• **Task goal**
Report back every line in the data that includes the string "yanıt".

• **Dataset records**
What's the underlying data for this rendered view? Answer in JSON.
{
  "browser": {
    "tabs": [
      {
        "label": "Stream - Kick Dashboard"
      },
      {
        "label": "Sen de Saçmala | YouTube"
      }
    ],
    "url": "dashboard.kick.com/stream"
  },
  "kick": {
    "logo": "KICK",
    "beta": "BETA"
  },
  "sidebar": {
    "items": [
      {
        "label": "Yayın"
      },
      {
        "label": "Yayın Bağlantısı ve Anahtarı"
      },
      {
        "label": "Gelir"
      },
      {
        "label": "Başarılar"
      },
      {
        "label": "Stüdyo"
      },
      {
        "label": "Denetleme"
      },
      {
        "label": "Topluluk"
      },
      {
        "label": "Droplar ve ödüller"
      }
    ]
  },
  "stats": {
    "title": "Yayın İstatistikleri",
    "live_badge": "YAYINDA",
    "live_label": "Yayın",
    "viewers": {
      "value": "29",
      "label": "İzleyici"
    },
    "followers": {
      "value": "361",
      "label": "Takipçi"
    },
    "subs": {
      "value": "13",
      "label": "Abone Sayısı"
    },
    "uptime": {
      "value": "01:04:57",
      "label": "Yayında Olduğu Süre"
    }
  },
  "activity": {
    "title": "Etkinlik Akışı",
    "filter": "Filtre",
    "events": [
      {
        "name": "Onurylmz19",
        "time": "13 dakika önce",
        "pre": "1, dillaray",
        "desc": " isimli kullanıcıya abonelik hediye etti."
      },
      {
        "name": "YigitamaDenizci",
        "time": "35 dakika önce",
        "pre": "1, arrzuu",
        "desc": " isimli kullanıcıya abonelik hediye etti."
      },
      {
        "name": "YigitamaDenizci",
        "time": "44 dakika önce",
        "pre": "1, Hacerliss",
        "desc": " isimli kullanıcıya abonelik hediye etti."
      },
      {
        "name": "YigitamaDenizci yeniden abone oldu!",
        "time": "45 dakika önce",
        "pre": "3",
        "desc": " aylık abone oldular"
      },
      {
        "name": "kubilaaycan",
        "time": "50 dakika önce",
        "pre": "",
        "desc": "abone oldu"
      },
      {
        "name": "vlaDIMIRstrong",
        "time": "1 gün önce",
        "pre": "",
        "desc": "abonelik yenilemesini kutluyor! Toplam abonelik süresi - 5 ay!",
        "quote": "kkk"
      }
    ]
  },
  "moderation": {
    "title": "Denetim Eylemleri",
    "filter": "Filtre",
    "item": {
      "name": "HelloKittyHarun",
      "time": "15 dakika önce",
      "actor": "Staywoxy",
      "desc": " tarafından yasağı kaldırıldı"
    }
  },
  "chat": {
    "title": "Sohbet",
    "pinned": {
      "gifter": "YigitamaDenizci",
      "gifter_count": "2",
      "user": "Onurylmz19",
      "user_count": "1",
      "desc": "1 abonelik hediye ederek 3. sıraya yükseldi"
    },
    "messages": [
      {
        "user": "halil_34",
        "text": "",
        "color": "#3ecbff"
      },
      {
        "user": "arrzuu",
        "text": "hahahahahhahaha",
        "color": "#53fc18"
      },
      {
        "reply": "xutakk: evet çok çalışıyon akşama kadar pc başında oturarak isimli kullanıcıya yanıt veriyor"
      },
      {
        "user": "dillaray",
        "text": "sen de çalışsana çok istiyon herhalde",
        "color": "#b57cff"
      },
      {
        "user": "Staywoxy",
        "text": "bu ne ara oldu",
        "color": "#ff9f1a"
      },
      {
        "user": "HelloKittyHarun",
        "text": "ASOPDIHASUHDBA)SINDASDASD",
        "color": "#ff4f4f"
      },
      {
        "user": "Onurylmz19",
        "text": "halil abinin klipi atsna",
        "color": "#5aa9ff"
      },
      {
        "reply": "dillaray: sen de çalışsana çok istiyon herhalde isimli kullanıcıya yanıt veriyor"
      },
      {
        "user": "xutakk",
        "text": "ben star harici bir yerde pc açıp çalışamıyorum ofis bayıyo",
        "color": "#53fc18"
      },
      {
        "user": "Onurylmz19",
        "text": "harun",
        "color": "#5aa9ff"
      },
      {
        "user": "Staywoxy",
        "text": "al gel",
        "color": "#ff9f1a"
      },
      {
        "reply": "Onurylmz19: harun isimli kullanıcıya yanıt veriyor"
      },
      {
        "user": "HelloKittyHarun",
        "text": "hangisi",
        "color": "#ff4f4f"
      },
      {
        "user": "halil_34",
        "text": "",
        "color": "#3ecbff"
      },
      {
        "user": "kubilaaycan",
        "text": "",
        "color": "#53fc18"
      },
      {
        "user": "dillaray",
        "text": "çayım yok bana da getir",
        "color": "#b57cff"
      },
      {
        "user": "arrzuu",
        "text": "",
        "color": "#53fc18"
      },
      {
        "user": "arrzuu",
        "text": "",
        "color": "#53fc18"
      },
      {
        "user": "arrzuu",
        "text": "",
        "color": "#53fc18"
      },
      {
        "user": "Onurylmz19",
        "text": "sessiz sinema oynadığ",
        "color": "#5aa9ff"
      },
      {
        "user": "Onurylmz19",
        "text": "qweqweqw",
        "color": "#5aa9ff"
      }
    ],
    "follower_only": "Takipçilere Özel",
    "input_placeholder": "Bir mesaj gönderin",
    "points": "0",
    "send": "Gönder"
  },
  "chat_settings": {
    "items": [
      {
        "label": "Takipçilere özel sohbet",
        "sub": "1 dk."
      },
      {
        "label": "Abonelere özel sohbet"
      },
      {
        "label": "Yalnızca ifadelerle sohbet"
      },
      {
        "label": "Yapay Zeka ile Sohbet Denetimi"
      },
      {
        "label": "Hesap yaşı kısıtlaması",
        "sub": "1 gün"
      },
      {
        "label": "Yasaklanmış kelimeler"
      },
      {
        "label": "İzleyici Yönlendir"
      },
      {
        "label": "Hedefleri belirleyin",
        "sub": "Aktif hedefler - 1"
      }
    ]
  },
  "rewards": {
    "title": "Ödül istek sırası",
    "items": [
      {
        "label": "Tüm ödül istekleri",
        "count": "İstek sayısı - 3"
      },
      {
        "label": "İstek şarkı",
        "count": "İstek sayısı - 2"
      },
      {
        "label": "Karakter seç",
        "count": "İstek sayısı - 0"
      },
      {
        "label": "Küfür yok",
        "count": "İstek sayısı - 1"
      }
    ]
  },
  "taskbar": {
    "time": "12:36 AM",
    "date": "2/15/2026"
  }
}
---
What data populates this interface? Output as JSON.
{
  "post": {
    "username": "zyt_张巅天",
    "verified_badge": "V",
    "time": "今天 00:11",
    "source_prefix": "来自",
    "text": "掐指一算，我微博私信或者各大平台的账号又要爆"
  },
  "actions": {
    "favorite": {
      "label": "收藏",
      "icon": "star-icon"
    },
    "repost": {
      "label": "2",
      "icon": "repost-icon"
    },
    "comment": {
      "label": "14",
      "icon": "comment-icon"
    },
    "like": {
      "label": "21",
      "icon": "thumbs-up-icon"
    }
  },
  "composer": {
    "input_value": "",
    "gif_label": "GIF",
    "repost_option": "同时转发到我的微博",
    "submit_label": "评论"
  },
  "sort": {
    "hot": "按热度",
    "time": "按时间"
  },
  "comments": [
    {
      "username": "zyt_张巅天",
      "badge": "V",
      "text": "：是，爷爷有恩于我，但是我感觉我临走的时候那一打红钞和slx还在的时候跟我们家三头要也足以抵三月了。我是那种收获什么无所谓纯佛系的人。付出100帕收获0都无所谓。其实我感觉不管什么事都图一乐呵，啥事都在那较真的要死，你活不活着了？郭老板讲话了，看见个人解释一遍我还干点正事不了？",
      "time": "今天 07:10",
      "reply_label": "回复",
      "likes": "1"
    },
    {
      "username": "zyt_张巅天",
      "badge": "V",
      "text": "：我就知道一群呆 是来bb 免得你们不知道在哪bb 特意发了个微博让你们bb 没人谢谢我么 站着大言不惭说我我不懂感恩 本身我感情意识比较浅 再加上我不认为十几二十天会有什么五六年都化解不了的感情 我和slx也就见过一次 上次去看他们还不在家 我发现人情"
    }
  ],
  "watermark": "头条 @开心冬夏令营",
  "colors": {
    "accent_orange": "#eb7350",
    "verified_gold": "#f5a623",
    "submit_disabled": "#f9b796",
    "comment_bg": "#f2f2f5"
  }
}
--
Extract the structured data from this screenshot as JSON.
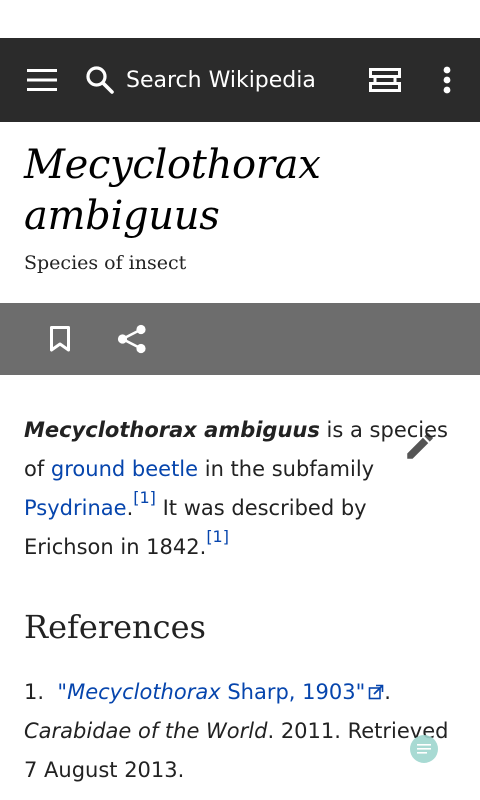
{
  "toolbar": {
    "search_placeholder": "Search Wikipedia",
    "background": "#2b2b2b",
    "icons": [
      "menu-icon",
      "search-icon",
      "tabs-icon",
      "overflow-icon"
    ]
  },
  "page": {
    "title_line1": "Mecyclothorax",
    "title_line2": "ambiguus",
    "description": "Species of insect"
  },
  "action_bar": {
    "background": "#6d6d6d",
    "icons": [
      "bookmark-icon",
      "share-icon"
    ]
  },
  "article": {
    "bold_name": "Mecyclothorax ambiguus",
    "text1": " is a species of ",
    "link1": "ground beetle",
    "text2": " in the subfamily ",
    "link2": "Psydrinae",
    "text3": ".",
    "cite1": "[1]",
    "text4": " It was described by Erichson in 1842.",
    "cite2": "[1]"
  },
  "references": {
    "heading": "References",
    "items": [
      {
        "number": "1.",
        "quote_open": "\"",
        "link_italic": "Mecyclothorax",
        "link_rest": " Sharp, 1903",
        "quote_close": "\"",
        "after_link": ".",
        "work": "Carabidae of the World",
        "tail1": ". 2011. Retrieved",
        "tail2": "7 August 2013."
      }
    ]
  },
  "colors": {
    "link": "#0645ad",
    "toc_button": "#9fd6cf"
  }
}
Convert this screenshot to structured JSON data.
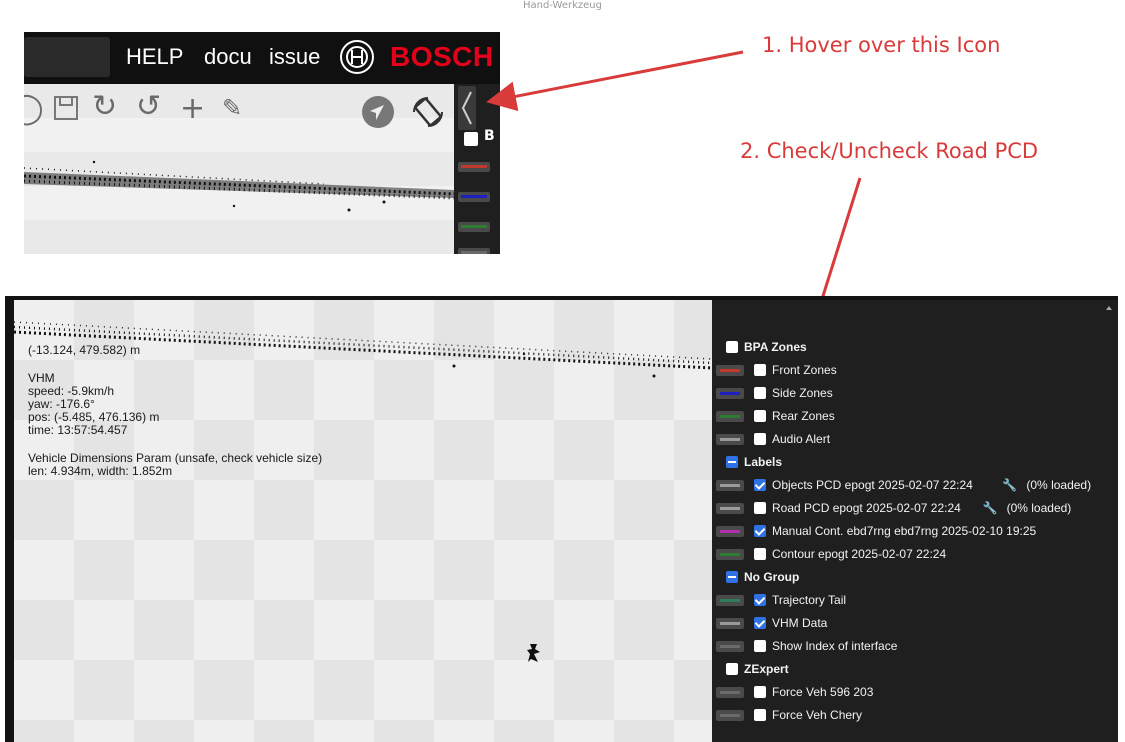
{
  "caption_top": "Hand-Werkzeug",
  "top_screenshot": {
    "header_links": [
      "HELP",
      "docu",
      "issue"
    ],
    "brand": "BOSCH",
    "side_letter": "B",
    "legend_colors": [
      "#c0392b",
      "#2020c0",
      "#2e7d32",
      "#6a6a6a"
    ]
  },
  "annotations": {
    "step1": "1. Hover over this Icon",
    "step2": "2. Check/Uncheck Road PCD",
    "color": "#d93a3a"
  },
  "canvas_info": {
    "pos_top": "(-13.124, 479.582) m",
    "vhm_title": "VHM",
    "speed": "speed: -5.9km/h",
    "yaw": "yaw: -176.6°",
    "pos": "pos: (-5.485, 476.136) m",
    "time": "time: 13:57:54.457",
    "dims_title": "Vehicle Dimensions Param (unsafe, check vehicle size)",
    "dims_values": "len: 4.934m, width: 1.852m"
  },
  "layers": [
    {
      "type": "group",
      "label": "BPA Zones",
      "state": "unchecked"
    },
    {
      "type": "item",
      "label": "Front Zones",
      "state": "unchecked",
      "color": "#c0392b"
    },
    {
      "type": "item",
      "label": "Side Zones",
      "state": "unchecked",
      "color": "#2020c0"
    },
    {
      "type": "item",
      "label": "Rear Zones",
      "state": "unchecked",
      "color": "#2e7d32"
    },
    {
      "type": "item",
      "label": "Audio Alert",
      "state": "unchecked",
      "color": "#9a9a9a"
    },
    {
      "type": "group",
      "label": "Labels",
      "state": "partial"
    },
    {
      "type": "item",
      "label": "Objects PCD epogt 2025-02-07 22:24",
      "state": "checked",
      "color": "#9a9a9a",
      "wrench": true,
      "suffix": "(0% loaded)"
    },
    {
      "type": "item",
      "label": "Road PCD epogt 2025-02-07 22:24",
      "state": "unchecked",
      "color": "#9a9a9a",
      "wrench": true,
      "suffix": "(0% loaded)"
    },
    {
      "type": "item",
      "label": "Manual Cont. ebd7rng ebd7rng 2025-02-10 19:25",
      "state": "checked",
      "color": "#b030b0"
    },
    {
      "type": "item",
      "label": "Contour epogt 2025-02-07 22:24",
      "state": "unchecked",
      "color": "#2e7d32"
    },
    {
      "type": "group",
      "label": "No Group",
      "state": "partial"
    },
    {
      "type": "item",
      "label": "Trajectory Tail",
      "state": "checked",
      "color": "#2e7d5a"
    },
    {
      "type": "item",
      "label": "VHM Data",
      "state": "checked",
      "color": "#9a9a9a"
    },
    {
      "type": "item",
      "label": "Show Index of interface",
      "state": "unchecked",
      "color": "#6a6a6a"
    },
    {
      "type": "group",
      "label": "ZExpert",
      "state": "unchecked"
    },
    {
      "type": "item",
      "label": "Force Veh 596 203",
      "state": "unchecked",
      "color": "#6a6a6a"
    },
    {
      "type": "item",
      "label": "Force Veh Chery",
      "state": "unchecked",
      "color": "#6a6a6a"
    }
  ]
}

• **Solution**
        "reply": "xutakk: evet çok çalışıyon akşama kadar pc başında oturarak isimli kullanıcıya yanıt veriyor"
        "reply": "dillaray: sen de çalışsana çok istiyon herhalde isimli kullanıcıya yanıt veriyor"
        "reply": "Onurylmz19: harun isimli kullanıcıya yanıt veriyor"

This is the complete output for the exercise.